— What you are asked to do —
With all images left out, restate the records below exactly as written.

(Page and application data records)
--------------------

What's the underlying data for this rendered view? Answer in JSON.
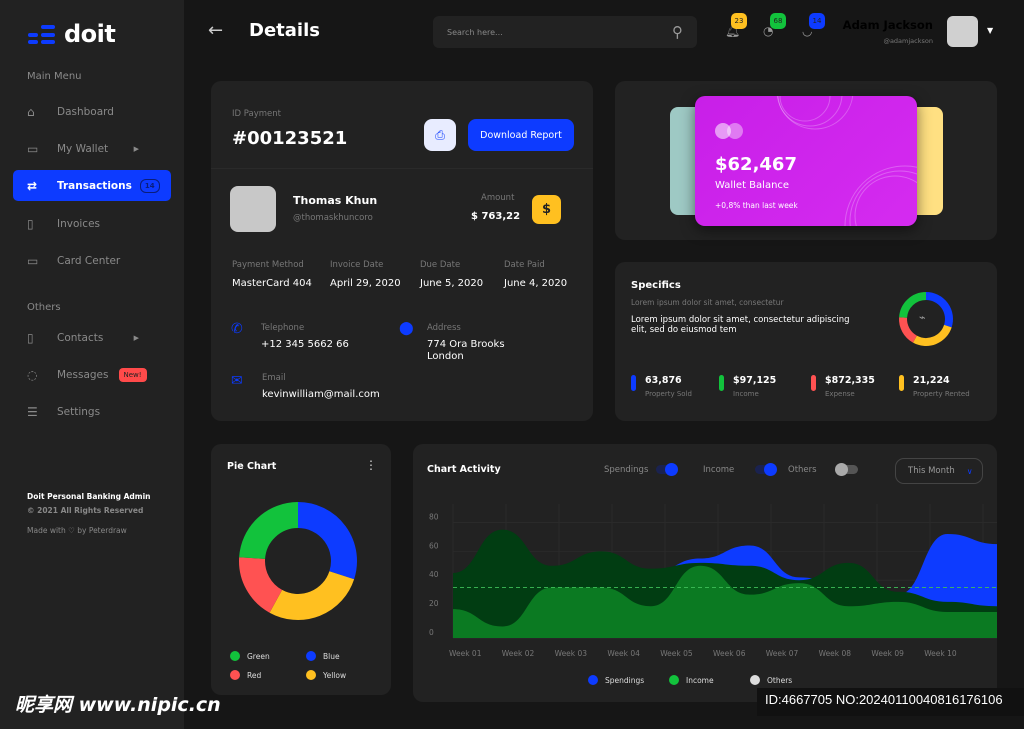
{
  "sidebar": {
    "logo": "doit",
    "main_menu": "Main Menu",
    "others": "Others",
    "items": [
      {
        "label": "Dashboard",
        "icon": "home-icon"
      },
      {
        "label": "My Wallet",
        "icon": "wallet-icon"
      },
      {
        "label": "Transactions",
        "icon": "transfer-icon",
        "badge": "14"
      },
      {
        "label": "Invoices",
        "icon": "invoice-icon"
      },
      {
        "label": "Card Center",
        "icon": "card-icon"
      }
    ],
    "other_items": [
      {
        "label": "Contacts",
        "icon": "contacts-icon"
      },
      {
        "label": "Messages",
        "icon": "message-icon",
        "badge": "New!"
      },
      {
        "label": "Settings",
        "icon": "settings-icon"
      }
    ],
    "footer": {
      "title": "Doit Personal Banking Admin",
      "copyright": "© 2021 All Rights Reserved",
      "made": "Made with ♡ by Peterdraw"
    }
  },
  "header": {
    "title": "Details",
    "search_placeholder": "Search here...",
    "notifications": "23",
    "messages": "68",
    "cart": "14",
    "user_name": "Adam Jackson",
    "user_handle": "@adamjackson"
  },
  "payment": {
    "id_label": "ID Payment",
    "id": "#00123521",
    "download": "Download Report",
    "name": "Thomas Khun",
    "handle": "@thomaskhuncoro",
    "amount_label": "Amount",
    "amount": "$ 763,22",
    "fields": [
      {
        "label": "Payment Method",
        "value": "MasterCard 404"
      },
      {
        "label": "Invoice Date",
        "value": "April 29, 2020"
      },
      {
        "label": "Due Date",
        "value": "June 5, 2020"
      },
      {
        "label": "Date Paid",
        "value": "June 4, 2020"
      }
    ],
    "telephone_label": "Telephone",
    "telephone": "+12 345 5662 66",
    "address_label": "Address",
    "address1": "774 Ora Brooks",
    "address2": "London",
    "email_label": "Email",
    "email": "kevinwilliam@mail.com"
  },
  "wallet": {
    "balance": "$62,467",
    "label": "Wallet Balance",
    "change": "+0,8% than last week"
  },
  "specifics": {
    "title": "Specifics",
    "subtitle": "Lorem ipsum dolor sit amet, consectetur",
    "text": "Lorem ipsum dolor sit amet, consectetur adipiscing elit, sed do eiusmod tem",
    "stats": [
      {
        "value": "63,876",
        "label": "Property Sold",
        "color": "#0d3bff"
      },
      {
        "value": "$97,125",
        "label": "Income",
        "color": "#12c23c"
      },
      {
        "value": "$872,335",
        "label": "Expense",
        "color": "#ff5252"
      },
      {
        "value": "21,224",
        "label": "Property Rented",
        "color": "#ffc020"
      }
    ]
  },
  "chart_data": [
    {
      "type": "pie",
      "title": "Pie Chart",
      "categories": [
        "Blue",
        "Yellow",
        "Red",
        "Green"
      ],
      "values": [
        30,
        28,
        18,
        24
      ],
      "colors": [
        "#0d3bff",
        "#ffc020",
        "#ff5252",
        "#12c23c"
      ],
      "legend": [
        "Green",
        "Blue",
        "Red",
        "Yellow"
      ],
      "legend_placement": "bottom"
    },
    {
      "type": "area",
      "title": "Chart Activity",
      "toggles": [
        {
          "label": "Spendings",
          "on": true
        },
        {
          "label": "Income",
          "on": true
        },
        {
          "label": "Others",
          "on": false
        }
      ],
      "period": "This Month",
      "categories": [
        "Week 01",
        "Week 02",
        "Week 03",
        "Week 04",
        "Week 05",
        "Week 06",
        "Week 07",
        "Week 08",
        "Week 09",
        "Week 10"
      ],
      "yticks": [
        "0",
        "20",
        "40",
        "60",
        "80"
      ],
      "ylim": [
        0,
        90
      ],
      "reference_line": 35,
      "grid": true,
      "series": [
        {
          "name": "Spendings",
          "color": "#0d3bff",
          "values": [
            20,
            20,
            20,
            30,
            45,
            55,
            64,
            42,
            36,
            30,
            72,
            65
          ]
        },
        {
          "color": "#013d12",
          "values": [
            45,
            75,
            50,
            60,
            48,
            52,
            50,
            40,
            52,
            32,
            25,
            22
          ]
        },
        {
          "name": "Income",
          "color": "#0b7a22",
          "values": [
            20,
            8,
            35,
            35,
            22,
            50,
            30,
            38,
            22,
            25,
            18,
            18
          ]
        }
      ],
      "legend": [
        {
          "label": "Spendings",
          "color": "#0d3bff"
        },
        {
          "label": "Income",
          "color": "#12c23c"
        },
        {
          "label": "Others",
          "color": "#dddddd"
        }
      ],
      "legend_placement": "bottom"
    }
  ],
  "watermark": {
    "site": "昵享网 www.nipic.cn",
    "id": "ID:4667705 NO:20240110040816176106"
  }
}
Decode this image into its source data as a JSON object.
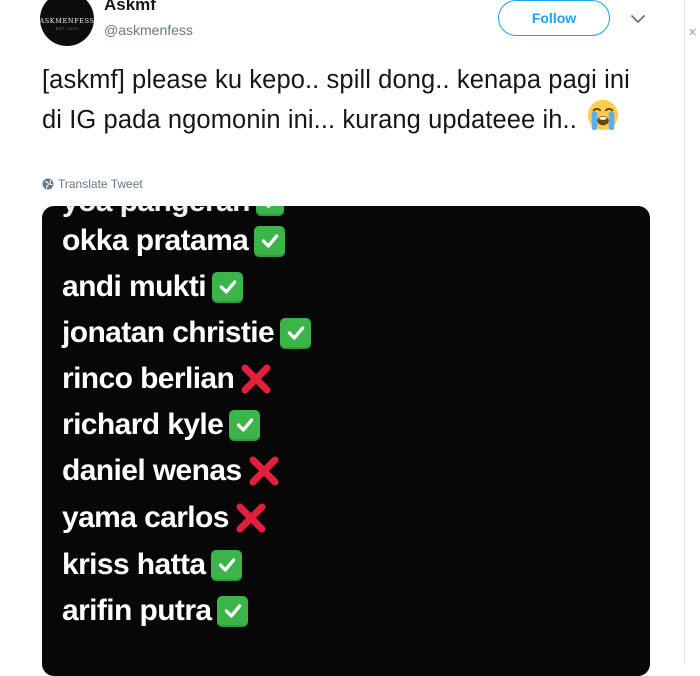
{
  "tweet": {
    "display_name": "Askmf",
    "handle": "@askmenfess",
    "avatar_logo": "ASKMENFESS",
    "avatar_sub": "EST. 2019",
    "follow_label": "Follow",
    "text": "[askmf] please ku kepo.. spill dong.. kenapa pagi ini di IG pada ngomonin ini... kurang updateee ih..",
    "emoji": "loudly-crying-face",
    "translate_label": "Translate Tweet"
  },
  "media": {
    "items": [
      {
        "name": "okka pratama",
        "mark": "check"
      },
      {
        "name": "andi mukti",
        "mark": "check"
      },
      {
        "name": "jonatan christie",
        "mark": "check"
      },
      {
        "name": "rinco berlian",
        "mark": "cross"
      },
      {
        "name": "richard kyle",
        "mark": "check"
      },
      {
        "name": "daniel wenas",
        "mark": "cross"
      },
      {
        "name": "yama carlos",
        "mark": "cross"
      },
      {
        "name": "kriss hatta",
        "mark": "check"
      },
      {
        "name": "arifin putra",
        "mark": "check"
      }
    ]
  },
  "colors": {
    "accent": "#1da1f2",
    "check": "#3bb54a",
    "cross": "#e0203c",
    "media_bg": "#070707"
  }
}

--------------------

— Answer for the task —
What's the underlying data for this rendered view? Answer in JSON.
{
  "sidebar": {
    "logo": "doit",
    "main_menu": "Main Menu",
    "others": "Others",
    "items": [
      {
        "label": "Dashboard",
        "icon": "home-icon"
      },
      {
        "label": "My Wallet",
        "icon": "wallet-icon"
      },
      {
        "label": "Transactions",
        "icon": "transfer-icon",
        "badge": "14"
      },
      {
        "label": "Invoices",
        "icon": "invoice-icon"
      },
      {
        "label": "Card Center",
        "icon": "card-icon"
      }
    ],
    "other_items": [
      {
        "label": "Contacts",
        "icon": "contacts-icon"
      },
      {
        "label": "Messages",
        "icon": "message-icon",
        "badge": "New!"
      },
      {
        "label": "Settings",
        "icon": "settings-icon"
      }
    ],
    "footer": {
      "title": "Doit Personal Banking Admin",
      "copyright": "© 2021 All Rights Reserved",
      "made": "Made with ♡ by Peterdraw"
    }
  },
  "header": {
    "title": "Details",
    "search_placeholder": "Search here...",
    "notifications": "23",
    "messages": "68",
    "cart": "14",
    "user_name": "Adam Jackson",
    "user_handle": "@adamjackson"
  },
  "payment": {
    "id_label": "ID Payment",
    "id": "#00123521",
    "download": "Download Report",
    "name": "Thomas Khun",
    "handle": "@thomaskhuncoro",
    "amount_label": "Amount",
    "amount": "$ 763,22",
    "fields": [
      {
        "label": "Payment Method",
        "value": "MasterCard 404"
      },
      {
        "label": "Invoice Date",
        "value": "April 29, 2020"
      },
      {
        "label": "Due Date",
        "value": "June 5, 2020"
      },
      {
        "label": "Date Paid",
        "value": "June 4, 2020"
      }
    ],
    "telephone_label": "Telephone",
    "telephone": "+12 345 5662 66",
    "address_label": "Address",
    "address1": "774 Ora Brooks",
    "address2": "London",
    "email_label": "Email",
    "email": "kevinwilliam@mail.com"
  },
  "wallet": {
    "balance": "$62,467",
    "label": "Wallet Balance",
    "change": "+0,8% than last week"
  },
  "specifics": {
    "title": "Specifics",
    "subtitle": "Lorem ipsum dolor sit amet, consectetur",
    "text": "Lorem ipsum dolor sit amet, consectetur adipiscing elit, sed do eiusmod tem",
    "stats": [
      {
        "value": "63,876",
        "label": "Property Sold",
        "color": "#0d3bff"
      },
      {
        "value": "$97,125",
        "label": "Income",
        "color": "#12c23c"
      },
      {
        "value": "$872,335",
        "label": "Expense",
        "color": "#ff5252"
      },
      {
        "value": "21,224",
        "label": "Property Rented",
        "color": "#ffc020"
      }
    ]
  },
  "chart_data": [
    {
      "type": "pie",
      "title": "Pie Chart",
      "categories": [
        "Blue",
        "Yellow",
        "Red",
        "Green"
      ],
      "values": [
        30,
        28,
        18,
        24
      ],
      "colors": [
        "#0d3bff",
        "#ffc020",
        "#ff5252",
        "#12c23c"
      ],
      "legend": [
        "Green",
        "Blue",
        "Red",
        "Yellow"
      ],
      "legend_placement": "bottom"
    },
    {
      "type": "area",
      "title": "Chart Activity",
      "toggles": [
        {
          "label": "Spendings",
          "on": true
        },
        {
          "label": "Income",
          "on": true
        },
        {
          "label": "Others",
          "on": false
        }
      ],
      "period": "This Month",
      "categories": [
        "Week 01",
        "Week 02",
        "Week 03",
        "Week 04",
        "Week 05",
        "Week 06",
        "Week 07",
        "Week 08",
        "Week 09",
        "Week 10"
      ],
      "yticks": [
        "0",
        "20",
        "40",
        "60",
        "80"
      ],
      "ylim": [
        0,
        90
      ],
      "reference_line": 35,
      "grid": true,
      "series": [
        {
          "name": "Spendings",
          "color": "#0d3bff",
          "values": [
            20,
            20,
            20,
            30,
            45,
            55,
            64,
            42,
            36,
            30,
            72,
            65
          ]
        },
        {
          "color": "#013d12",
          "values": [
            45,
            75,
            50,
            60,
            48,
            52,
            50,
            40,
            52,
            32,
            25,
            22
          ]
        },
        {
          "name": "Income",
          "color": "#0b7a22",
          "values": [
            20,
            8,
            35,
            35,
            22,
            50,
            30,
            38,
            22,
            25,
            18,
            18
          ]
        }
      ],
      "legend": [
        {
          "label": "Spendings",
          "color": "#0d3bff"
        },
        {
          "label": "Income",
          "color": "#12c23c"
        },
        {
          "label": "Others",
          "color": "#dddddd"
        }
      ],
      "legend_placement": "bottom"
    }
  ],
  "watermark": {
    "site": "昵享网 www.nipic.cn",
    "id": "ID:4667705 NO:20240110040816176106"
  }
}
Decode this image into its source data as a JSON object.
{
  "tweet": {
    "display_name": "Askmf",
    "handle": "@askmenfess",
    "avatar_logo": "ASKMENFESS",
    "avatar_sub": "EST. 2019",
    "follow_label": "Follow",
    "text": "[askmf] please ku kepo.. spill dong.. kenapa pagi ini di IG pada ngomonin ini... kurang updateee ih..",
    "emoji": "loudly-crying-face",
    "translate_label": "Translate Tweet"
  },
  "media": {
    "items": [
      {
        "name": "okka pratama",
        "mark": "check"
      },
      {
        "name": "andi mukti",
        "mark": "check"
      },
      {
        "name": "jonatan christie",
        "mark": "check"
      },
      {
        "name": "rinco berlian",
        "mark": "cross"
      },
      {
        "name": "richard kyle",
        "mark": "check"
      },
      {
        "name": "daniel wenas",
        "mark": "cross"
      },
      {
        "name": "yama carlos",
        "mark": "cross"
      },
      {
        "name": "kriss hatta",
        "mark": "check"
      },
      {
        "name": "arifin putra",
        "mark": "check"
      }
    ]
  },
  "colors": {
    "accent": "#1da1f2",
    "check": "#3bb54a",
    "cross": "#e0203c",
    "media_bg": "#070707"
  }
}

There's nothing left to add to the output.